GIVEN INFORMATION:
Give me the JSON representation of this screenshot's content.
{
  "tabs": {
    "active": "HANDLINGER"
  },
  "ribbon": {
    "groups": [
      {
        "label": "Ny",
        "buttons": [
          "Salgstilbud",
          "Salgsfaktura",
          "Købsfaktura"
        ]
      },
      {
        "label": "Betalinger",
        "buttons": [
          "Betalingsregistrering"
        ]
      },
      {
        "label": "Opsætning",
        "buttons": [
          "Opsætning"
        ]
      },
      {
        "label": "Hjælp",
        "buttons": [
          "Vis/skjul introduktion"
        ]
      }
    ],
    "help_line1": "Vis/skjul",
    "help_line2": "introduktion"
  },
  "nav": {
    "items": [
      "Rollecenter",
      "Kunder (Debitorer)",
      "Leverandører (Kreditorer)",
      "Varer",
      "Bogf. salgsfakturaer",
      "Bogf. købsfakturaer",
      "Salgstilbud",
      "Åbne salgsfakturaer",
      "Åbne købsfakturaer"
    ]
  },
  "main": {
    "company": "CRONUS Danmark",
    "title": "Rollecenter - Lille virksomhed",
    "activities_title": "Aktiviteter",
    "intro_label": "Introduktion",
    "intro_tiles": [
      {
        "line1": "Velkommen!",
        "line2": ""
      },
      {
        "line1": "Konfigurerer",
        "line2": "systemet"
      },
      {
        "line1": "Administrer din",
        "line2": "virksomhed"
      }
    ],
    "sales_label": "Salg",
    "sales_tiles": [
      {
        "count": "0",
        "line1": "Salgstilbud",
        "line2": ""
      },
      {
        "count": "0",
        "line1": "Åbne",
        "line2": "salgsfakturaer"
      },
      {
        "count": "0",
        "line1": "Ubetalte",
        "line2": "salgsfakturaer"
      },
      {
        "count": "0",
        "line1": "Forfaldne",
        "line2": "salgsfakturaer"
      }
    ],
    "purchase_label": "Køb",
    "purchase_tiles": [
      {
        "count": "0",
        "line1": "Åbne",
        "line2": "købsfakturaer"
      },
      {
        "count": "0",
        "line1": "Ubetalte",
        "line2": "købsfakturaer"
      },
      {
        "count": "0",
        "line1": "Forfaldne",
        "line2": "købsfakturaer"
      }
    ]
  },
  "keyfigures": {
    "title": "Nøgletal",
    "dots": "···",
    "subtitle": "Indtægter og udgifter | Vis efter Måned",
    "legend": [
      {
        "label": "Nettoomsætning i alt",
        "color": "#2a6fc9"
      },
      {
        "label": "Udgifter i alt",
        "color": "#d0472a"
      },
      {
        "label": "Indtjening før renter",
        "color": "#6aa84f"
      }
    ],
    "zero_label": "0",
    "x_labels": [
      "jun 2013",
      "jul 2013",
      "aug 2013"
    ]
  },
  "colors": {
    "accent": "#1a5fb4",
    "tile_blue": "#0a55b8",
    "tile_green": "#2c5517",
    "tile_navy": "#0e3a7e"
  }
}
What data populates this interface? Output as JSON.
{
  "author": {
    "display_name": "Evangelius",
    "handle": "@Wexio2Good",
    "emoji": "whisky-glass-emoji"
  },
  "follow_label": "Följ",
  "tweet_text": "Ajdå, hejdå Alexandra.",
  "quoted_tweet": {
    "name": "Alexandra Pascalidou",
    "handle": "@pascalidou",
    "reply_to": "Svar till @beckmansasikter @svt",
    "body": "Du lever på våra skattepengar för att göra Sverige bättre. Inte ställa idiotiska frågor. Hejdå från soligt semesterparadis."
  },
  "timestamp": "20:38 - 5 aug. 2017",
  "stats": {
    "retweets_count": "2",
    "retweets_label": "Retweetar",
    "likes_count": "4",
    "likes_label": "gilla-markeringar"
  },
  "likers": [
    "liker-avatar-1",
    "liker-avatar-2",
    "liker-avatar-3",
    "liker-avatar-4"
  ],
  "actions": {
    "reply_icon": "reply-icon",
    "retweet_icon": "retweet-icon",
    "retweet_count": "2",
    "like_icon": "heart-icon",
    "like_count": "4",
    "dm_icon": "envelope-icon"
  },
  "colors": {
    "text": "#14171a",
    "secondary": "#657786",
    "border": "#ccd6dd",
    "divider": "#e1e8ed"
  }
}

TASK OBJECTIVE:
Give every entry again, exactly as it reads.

ANSWER SPACE:
Give me the JSON representation of this screenshot's content.
{
  "tabs": {
    "active": "HANDLINGER"
  },
  "ribbon": {
    "groups": [
      {
        "label": "Ny",
        "buttons": [
          "Salgstilbud",
          "Salgsfaktura",
          "Købsfaktura"
        ]
      },
      {
        "label": "Betalinger",
        "buttons": [
          "Betalingsregistrering"
        ]
      },
      {
        "label": "Opsætning",
        "buttons": [
          "Opsætning"
        ]
      },
      {
        "label": "Hjælp",
        "buttons": [
          "Vis/skjul introduktion"
        ]
      }
    ],
    "help_line1": "Vis/skjul",
    "help_line2": "introduktion"
  },
  "nav": {
    "items": [
      "Rollecenter",
      "Kunder (Debitorer)",
      "Leverandører (Kreditorer)",
      "Varer",
      "Bogf. salgsfakturaer",
      "Bogf. købsfakturaer",
      "Salgstilbud",
      "Åbne salgsfakturaer",
      "Åbne købsfakturaer"
    ]
  },
  "main": {
    "company": "CRONUS Danmark",
    "title": "Rollecenter - Lille virksomhed",
    "activities_title": "Aktiviteter",
    "intro_label": "Introduktion",
    "intro_tiles": [
      {
        "line1": "Velkommen!",
        "line2": ""
      },
      {
        "line1": "Konfigurerer",
        "line2": "systemet"
      },
      {
        "line1": "Administrer din",
        "line2": "virksomhed"
      }
    ],
    "sales_label": "Salg",
    "sales_tiles": [
      {
        "count": "0",
        "line1": "Salgstilbud",
        "line2": ""
      },
      {
        "count": "0",
        "line1": "Åbne",
        "line2": "salgsfakturaer"
      },
      {
        "count": "0",
        "line1": "Ubetalte",
        "line2": "salgsfakturaer"
      },
      {
        "count": "0",
        "line1": "Forfaldne",
        "line2": "salgsfakturaer"
      }
    ],
    "purchase_label": "Køb",
    "purchase_tiles": [
      {
        "count": "0",
        "line1": "Åbne",
        "line2": "købsfakturaer"
      },
      {
        "count": "0",
        "line1": "Ubetalte",
        "line2": "købsfakturaer"
      },
      {
        "count": "0",
        "line1": "Forfaldne",
        "line2": "købsfakturaer"
      }
    ]
  },
  "keyfigures": {
    "title": "Nøgletal",
    "dots": "···",
    "subtitle": "Indtægter og udgifter | Vis efter Måned",
    "legend": [
      {
        "label": "Nettoomsætning i alt",
        "color": "#2a6fc9"
      },
      {
        "label": "Udgifter i alt",
        "color": "#d0472a"
      },
      {
        "label": "Indtjening før renter",
        "color": "#6aa84f"
      }
    ],
    "zero_label": "0",
    "x_labels": [
      "jun 2013",
      "jul 2013",
      "aug 2013"
    ]
  },
  "colors": {
    "accent": "#1a5fb4",
    "tile_blue": "#0a55b8",
    "tile_green": "#2c5517",
    "tile_navy": "#0e3a7e"
  }
}
What data populates this interface? Output as JSON.
{
  "author": {
    "display_name": "Evangelius",
    "handle": "@Wexio2Good",
    "emoji": "whisky-glass-emoji"
  },
  "follow_label": "Följ",
  "tweet_text": "Ajdå, hejdå Alexandra.",
  "quoted_tweet": {
    "name": "Alexandra Pascalidou",
    "handle": "@pascalidou",
    "reply_to": "Svar till @beckmansasikter @svt",
    "body": "Du lever på våra skattepengar för att göra Sverige bättre. Inte ställa idiotiska frågor. Hejdå från soligt semesterparadis."
  },
  "timestamp": "20:38 - 5 aug. 2017",
  "stats": {
    "retweets_count": "2",
    "retweets_label": "Retweetar",
    "likes_count": "4",
    "likes_label": "gilla-markeringar"
  },
  "likers": [
    "liker-avatar-1",
    "liker-avatar-2",
    "liker-avatar-3",
    "liker-avatar-4"
  ],
  "actions": {
    "reply_icon": "reply-icon",
    "retweet_icon": "retweet-icon",
    "retweet_count": "2",
    "like_icon": "heart-icon",
    "like_count": "4",
    "dm_icon": "envelope-icon"
  },
  "colors": {
    "text": "#14171a",
    "secondary": "#657786",
    "border": "#ccd6dd",
    "divider": "#e1e8ed"
  }
}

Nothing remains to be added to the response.